In South Carolina, the judicial system is designed to ensure that individuals who have been accused but not yet convicted of a crime are not unnecessarily detained. This is achieved through a system known as bail, which is intended to guarantee that defendants will return for their court dates.
Understanding Bail Bonds
A bail bond, often simply referred to as bail, is a financial guarantee that an accused person provides to the court. It’s a pledge that the defendant will return to court for all necessary hearings and trial dates. If the defendant fails to appear, they may forfeit the amount of the bail.
In South Carolina, within 48 hours of an arrest, the accused is brought before a magistrate. The magistrate then sets the bail amount and any additional conditions for release.
Bail Types in South Carolina
In the state of South Carolina, a variety of bail types are available to ensure a defendant’s release from custody. Each bail type is subject to its own set of regulations and rules, as dictated by the state’s legal statutes.
Written Promise to Appear
In cases involving minor offenses, a defendant may secure their release from jail by simply providing a written promise to attend all subsequent court hearings. This method is typically employed when the defendant is deemed unlikely to flee and has significant community ties. The governing statute for this bail type is found in Chapter 15A of the Constitution of South Carolina.
An unsecured bond represents another form of bail in South Carolina. Here, the magistrate determines the bond amount, but the defendant isn’t required to pay it for release from jail. However, should the defendant fail to appear at a court hearing, a monetary judgment equivalent to the bond amount would be levied against them. The statutes governing this bond type are identical to those for the written promise to appear.

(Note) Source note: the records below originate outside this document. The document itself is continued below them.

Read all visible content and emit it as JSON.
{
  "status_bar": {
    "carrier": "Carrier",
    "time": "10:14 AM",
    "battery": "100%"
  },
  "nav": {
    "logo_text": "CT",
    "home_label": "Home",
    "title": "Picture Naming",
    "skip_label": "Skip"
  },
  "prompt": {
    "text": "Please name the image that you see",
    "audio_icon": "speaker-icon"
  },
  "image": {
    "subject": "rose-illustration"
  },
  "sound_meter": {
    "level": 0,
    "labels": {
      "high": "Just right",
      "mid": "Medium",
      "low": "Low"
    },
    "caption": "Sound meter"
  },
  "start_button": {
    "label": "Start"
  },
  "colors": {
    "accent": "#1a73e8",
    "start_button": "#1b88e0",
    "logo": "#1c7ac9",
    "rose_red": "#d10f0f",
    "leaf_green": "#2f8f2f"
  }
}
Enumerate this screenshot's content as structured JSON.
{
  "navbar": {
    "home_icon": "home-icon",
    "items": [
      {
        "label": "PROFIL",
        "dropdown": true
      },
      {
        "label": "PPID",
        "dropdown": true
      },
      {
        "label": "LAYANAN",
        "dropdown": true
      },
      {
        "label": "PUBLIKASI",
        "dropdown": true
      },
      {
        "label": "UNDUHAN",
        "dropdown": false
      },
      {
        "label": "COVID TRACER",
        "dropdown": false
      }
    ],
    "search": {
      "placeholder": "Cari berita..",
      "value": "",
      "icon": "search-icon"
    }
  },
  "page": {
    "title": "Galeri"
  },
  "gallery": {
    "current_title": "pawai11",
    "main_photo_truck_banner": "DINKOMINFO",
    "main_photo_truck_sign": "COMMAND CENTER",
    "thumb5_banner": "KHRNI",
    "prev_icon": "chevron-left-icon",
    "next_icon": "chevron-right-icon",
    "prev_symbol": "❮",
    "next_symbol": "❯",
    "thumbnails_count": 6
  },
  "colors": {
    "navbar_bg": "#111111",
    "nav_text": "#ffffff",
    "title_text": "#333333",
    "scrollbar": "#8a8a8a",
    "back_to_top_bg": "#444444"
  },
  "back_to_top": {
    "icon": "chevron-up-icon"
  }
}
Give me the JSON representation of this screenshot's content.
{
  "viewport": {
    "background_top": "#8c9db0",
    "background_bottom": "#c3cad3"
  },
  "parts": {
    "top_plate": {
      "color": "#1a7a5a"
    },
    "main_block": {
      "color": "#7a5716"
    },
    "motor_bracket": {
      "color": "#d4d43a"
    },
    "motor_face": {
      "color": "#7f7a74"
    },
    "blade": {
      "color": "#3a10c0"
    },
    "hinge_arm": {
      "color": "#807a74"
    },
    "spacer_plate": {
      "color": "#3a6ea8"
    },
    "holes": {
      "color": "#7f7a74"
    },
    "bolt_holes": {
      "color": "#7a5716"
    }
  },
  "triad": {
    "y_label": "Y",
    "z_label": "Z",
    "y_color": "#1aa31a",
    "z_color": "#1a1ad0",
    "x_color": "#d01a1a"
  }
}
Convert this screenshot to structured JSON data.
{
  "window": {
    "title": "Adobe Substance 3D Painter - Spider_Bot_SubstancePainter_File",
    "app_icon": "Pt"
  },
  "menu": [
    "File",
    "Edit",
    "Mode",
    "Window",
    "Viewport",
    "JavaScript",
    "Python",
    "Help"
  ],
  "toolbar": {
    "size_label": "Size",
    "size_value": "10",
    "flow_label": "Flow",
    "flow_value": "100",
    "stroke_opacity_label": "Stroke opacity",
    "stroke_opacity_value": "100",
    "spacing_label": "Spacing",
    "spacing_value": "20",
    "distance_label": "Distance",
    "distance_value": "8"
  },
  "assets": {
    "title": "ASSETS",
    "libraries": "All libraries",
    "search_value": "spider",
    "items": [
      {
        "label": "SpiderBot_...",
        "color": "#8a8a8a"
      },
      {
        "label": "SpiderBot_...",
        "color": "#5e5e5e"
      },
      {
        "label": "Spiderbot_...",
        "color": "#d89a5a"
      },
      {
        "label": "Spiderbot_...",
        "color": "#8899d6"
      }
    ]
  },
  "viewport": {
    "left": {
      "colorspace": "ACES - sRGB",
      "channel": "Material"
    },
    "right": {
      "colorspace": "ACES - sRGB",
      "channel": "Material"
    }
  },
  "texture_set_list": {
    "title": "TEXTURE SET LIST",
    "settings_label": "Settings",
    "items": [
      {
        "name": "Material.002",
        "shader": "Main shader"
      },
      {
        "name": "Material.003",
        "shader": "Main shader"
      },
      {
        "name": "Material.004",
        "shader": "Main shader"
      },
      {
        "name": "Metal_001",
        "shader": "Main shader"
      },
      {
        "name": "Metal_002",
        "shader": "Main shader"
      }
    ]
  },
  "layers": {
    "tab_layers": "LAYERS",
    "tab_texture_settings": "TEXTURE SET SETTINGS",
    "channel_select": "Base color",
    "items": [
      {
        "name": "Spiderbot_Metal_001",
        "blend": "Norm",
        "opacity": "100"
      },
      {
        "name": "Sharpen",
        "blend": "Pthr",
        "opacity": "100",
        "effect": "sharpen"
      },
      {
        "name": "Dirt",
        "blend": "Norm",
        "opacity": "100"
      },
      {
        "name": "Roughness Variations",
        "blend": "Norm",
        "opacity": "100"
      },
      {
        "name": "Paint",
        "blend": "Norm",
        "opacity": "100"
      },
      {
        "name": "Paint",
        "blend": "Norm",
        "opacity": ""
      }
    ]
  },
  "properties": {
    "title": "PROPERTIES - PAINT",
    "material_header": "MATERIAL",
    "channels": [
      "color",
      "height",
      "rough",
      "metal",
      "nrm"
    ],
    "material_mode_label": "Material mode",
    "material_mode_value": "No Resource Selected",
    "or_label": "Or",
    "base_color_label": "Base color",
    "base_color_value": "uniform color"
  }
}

Secured bonds are the most prevalent type of bail in South Carolina. To be released on a secured bond, the defendant or a bail bondsman must pay the bail amount in cash, through a bonding company, or by using collateral such as real estate. If the defendant fails to appear at court hearings, they risk forfeiting their cash or collateral.
Finally, there’s the cash bond. If a magistrate sets a cash bond, the defendant must pay the entire bond amount in cash for release from jail. This bond type is generally used in cases involving serious offenses or where there’s a high risk of flight.
Consequences of Violating Bail Terms
Violating the terms of your bail can have serious consequences. If you fail to appear at a court hearing or violate another condition of your release, your bail could be revoked and you could be arrested again. Once back in custody, you may have to remain in jail until your trial or meet more stringent requirements for release.
Modifying Bail Amounts
After your initial bail has been set by a magistrate, you have the right to request a modification of your bail amount. This request is made through a motion to modify bond and is heard by a judge rather than a magistrate. It’s recommended that you have a criminal defense attorney file this motion on your behalf and represent you at the hearing.
Call a Greenville Criminal Defense Lawyer Today!
If you are arrested and facing a subsequent bail hearing, a Greenville criminal defense attorney can help you navigate the legal process and protect your rights. Contact Baldwin Law at 864-630-8503 to schedule a free case review today!